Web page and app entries
((
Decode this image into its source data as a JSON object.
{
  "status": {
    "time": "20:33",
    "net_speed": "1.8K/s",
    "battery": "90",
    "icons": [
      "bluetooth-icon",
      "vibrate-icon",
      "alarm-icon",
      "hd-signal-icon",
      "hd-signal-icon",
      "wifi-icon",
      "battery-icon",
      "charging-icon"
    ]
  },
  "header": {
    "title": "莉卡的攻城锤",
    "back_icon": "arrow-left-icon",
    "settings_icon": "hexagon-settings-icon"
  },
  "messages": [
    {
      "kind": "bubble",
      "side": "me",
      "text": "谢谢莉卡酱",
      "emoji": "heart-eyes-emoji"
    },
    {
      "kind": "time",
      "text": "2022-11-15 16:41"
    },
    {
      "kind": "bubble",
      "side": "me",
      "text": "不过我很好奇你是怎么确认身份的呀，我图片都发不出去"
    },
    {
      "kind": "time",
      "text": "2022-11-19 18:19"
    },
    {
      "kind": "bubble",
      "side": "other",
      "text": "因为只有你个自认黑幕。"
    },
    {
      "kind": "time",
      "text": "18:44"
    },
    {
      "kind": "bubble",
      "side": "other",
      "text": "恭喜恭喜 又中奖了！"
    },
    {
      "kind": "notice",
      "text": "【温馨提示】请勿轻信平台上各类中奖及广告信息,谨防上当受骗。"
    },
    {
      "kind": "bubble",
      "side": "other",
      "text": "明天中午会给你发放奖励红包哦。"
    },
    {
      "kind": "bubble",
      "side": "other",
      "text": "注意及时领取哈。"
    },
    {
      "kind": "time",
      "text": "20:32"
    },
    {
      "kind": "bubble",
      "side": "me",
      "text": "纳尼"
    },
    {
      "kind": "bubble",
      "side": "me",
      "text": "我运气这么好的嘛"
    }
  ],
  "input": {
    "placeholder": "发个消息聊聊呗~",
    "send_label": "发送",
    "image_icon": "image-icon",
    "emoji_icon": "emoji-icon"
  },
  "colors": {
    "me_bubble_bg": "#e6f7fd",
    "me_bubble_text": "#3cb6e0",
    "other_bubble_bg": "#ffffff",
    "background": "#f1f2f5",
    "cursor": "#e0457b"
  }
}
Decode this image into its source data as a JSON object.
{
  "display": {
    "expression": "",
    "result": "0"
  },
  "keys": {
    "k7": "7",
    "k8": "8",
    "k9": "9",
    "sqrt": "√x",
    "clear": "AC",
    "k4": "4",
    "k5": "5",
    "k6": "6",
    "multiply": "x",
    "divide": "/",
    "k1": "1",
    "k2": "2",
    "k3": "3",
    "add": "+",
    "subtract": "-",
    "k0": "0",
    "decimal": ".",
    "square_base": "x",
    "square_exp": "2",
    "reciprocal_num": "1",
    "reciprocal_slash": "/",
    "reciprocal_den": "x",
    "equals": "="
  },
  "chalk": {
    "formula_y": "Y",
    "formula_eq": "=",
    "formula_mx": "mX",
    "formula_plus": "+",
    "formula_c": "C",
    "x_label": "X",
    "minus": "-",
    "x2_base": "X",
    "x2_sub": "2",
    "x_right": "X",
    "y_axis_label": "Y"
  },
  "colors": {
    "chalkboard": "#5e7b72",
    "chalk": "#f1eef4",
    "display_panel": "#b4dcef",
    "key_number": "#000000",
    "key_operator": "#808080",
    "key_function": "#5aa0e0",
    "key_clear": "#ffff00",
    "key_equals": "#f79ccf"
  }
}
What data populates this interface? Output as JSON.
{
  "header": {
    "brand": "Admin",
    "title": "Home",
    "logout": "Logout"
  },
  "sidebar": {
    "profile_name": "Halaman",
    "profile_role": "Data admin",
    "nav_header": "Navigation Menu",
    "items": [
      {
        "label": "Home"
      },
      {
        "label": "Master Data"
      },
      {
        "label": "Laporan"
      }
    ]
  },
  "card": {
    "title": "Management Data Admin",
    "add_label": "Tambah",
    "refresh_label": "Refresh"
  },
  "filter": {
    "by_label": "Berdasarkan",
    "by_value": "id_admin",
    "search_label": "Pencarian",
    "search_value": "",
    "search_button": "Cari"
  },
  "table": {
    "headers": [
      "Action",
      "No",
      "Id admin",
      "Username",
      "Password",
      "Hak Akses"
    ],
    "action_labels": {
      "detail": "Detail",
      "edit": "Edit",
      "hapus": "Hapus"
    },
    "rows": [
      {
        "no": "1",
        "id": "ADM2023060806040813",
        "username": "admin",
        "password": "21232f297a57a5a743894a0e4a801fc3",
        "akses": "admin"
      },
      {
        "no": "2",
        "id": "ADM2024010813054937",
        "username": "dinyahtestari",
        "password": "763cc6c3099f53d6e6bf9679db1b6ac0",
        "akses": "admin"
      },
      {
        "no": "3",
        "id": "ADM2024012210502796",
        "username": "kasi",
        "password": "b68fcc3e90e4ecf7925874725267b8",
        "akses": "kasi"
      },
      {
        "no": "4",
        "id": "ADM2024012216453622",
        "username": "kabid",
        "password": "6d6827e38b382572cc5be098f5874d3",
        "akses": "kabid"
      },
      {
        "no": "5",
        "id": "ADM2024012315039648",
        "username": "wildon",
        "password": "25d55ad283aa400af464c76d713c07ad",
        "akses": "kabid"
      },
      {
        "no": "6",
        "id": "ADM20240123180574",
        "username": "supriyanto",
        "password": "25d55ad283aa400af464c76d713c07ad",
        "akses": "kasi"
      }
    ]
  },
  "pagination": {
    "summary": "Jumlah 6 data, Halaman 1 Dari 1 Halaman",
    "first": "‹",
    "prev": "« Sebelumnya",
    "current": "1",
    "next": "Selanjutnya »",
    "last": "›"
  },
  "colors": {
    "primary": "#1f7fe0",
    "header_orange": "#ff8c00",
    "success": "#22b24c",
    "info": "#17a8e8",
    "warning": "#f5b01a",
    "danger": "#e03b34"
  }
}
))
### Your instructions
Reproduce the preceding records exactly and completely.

### Result of this task
Decode this image into its source data as a JSON object.
{
  "status": {
    "time": "20:33",
    "net_speed": "1.8K/s",
    "battery": "90",
    "icons": [
      "bluetooth-icon",
      "vibrate-icon",
      "alarm-icon",
      "hd-signal-icon",
      "hd-signal-icon",
      "wifi-icon",
      "battery-icon",
      "charging-icon"
    ]
  },
  "header": {
    "title": "莉卡的攻城锤",
    "back_icon": "arrow-left-icon",
    "settings_icon": "hexagon-settings-icon"
  },
  "messages": [
    {
      "kind": "bubble",
      "side": "me",
      "text": "谢谢莉卡酱",
      "emoji": "heart-eyes-emoji"
    },
    {
      "kind": "time",
      "text": "2022-11-15 16:41"
    },
    {
      "kind": "bubble",
      "side": "me",
      "text": "不过我很好奇你是怎么确认身份的呀，我图片都发不出去"
    },
    {
      "kind": "time",
      "text": "2022-11-19 18:19"
    },
    {
      "kind": "bubble",
      "side": "other",
      "text": "因为只有你个自认黑幕。"
    },
    {
      "kind": "time",
      "text": "18:44"
    },
    {
      "kind": "bubble",
      "side": "other",
      "text": "恭喜恭喜 又中奖了！"
    },
    {
      "kind": "notice",
      "text": "【温馨提示】请勿轻信平台上各类中奖及广告信息,谨防上当受骗。"
    },
    {
      "kind": "bubble",
      "side": "other",
      "text": "明天中午会给你发放奖励红包哦。"
    },
    {
      "kind": "bubble",
      "side": "other",
      "text": "注意及时领取哈。"
    },
    {
      "kind": "time",
      "text": "20:32"
    },
    {
      "kind": "bubble",
      "side": "me",
      "text": "纳尼"
    },
    {
      "kind": "bubble",
      "side": "me",
      "text": "我运气这么好的嘛"
    }
  ],
  "input": {
    "placeholder": "发个消息聊聊呗~",
    "send_label": "发送",
    "image_icon": "image-icon",
    "emoji_icon": "emoji-icon"
  },
  "colors": {
    "me_bubble_bg": "#e6f7fd",
    "me_bubble_text": "#3cb6e0",
    "other_bubble_bg": "#ffffff",
    "background": "#f1f2f5",
    "cursor": "#e0457b"
  }
}
Decode this image into its source data as a JSON object.
{
  "display": {
    "expression": "",
    "result": "0"
  },
  "keys": {
    "k7": "7",
    "k8": "8",
    "k9": "9",
    "sqrt": "√x",
    "clear": "AC",
    "k4": "4",
    "k5": "5",
    "k6": "6",
    "multiply": "x",
    "divide": "/",
    "k1": "1",
    "k2": "2",
    "k3": "3",
    "add": "+",
    "subtract": "-",
    "k0": "0",
    "decimal": ".",
    "square_base": "x",
    "square_exp": "2",
    "reciprocal_num": "1",
    "reciprocal_slash": "/",
    "reciprocal_den": "x",
    "equals": "="
  },
  "chalk": {
    "formula_y": "Y",
    "formula_eq": "=",
    "formula_mx": "mX",
    "formula_plus": "+",
    "formula_c": "C",
    "x_label": "X",
    "minus": "-",
    "x2_base": "X",
    "x2_sub": "2",
    "x_right": "X",
    "y_axis_label": "Y"
  },
  "colors": {
    "chalkboard": "#5e7b72",
    "chalk": "#f1eef4",
    "display_panel": "#b4dcef",
    "key_number": "#000000",
    "key_operator": "#808080",
    "key_function": "#5aa0e0",
    "key_clear": "#ffff00",
    "key_equals": "#f79ccf"
  }
}
What data populates this interface? Output as JSON.
{
  "header": {
    "brand": "Admin",
    "title": "Home",
    "logout": "Logout"
  },
  "sidebar": {
    "profile_name": "Halaman",
    "profile_role": "Data admin",
    "nav_header": "Navigation Menu",
    "items": [
      {
        "label": "Home"
      },
      {
        "label": "Master Data"
      },
      {
        "label": "Laporan"
      }
    ]
  },
  "card": {
    "title": "Management Data Admin",
    "add_label": "Tambah",
    "refresh_label": "Refresh"
  },
  "filter": {
    "by_label": "Berdasarkan",
    "by_value": "id_admin",
    "search_label": "Pencarian",
    "search_value": "",
    "search_button": "Cari"
  },
  "table": {
    "headers": [
      "Action",
      "No",
      "Id admin",
      "Username",
      "Password",
      "Hak Akses"
    ],
    "action_labels": {
      "detail": "Detail",
      "edit": "Edit",
      "hapus": "Hapus"
    },
    "rows": [
      {
        "no": "1",
        "id": "ADM2023060806040813",
        "username": "admin",
        "password": "21232f297a57a5a743894a0e4a801fc3",
        "akses": "admin"
      },
      {
        "no": "2",
        "id": "ADM2024010813054937",
        "username": "dinyahtestari",
        "password": "763cc6c3099f53d6e6bf9679db1b6ac0",
        "akses": "admin"
      },
      {
        "no": "3",
        "id": "ADM2024012210502796",
        "username": "kasi",
        "password": "b68fcc3e90e4ecf7925874725267b8",
        "akses": "kasi"
      },
      {
        "no": "4",
        "id": "ADM2024012216453622",
        "username": "kabid",
        "password": "6d6827e38b382572cc5be098f5874d3",
        "akses": "kabid"
      },
      {
        "no": "5",
        "id": "ADM2024012315039648",
        "username": "wildon",
        "password": "25d55ad283aa400af464c76d713c07ad",
        "akses": "kabid"
      },
      {
        "no": "6",
        "id": "ADM20240123180574",
        "username": "supriyanto",
        "password": "25d55ad283aa400af464c76d713c07ad",
        "akses": "kasi"
      }
    ]
  },
  "pagination": {
    "summary": "Jumlah 6 data, Halaman 1 Dari 1 Halaman",
    "first": "‹",
    "prev": "« Sebelumnya",
    "current": "1",
    "next": "Selanjutnya »",
    "last": "›"
  },
  "colors": {
    "primary": "#1f7fe0",
    "header_orange": "#ff8c00",
    "success": "#22b24c",
    "info": "#17a8e8",
    "warning": "#f5b01a",
    "danger": "#e03b34"
  }
}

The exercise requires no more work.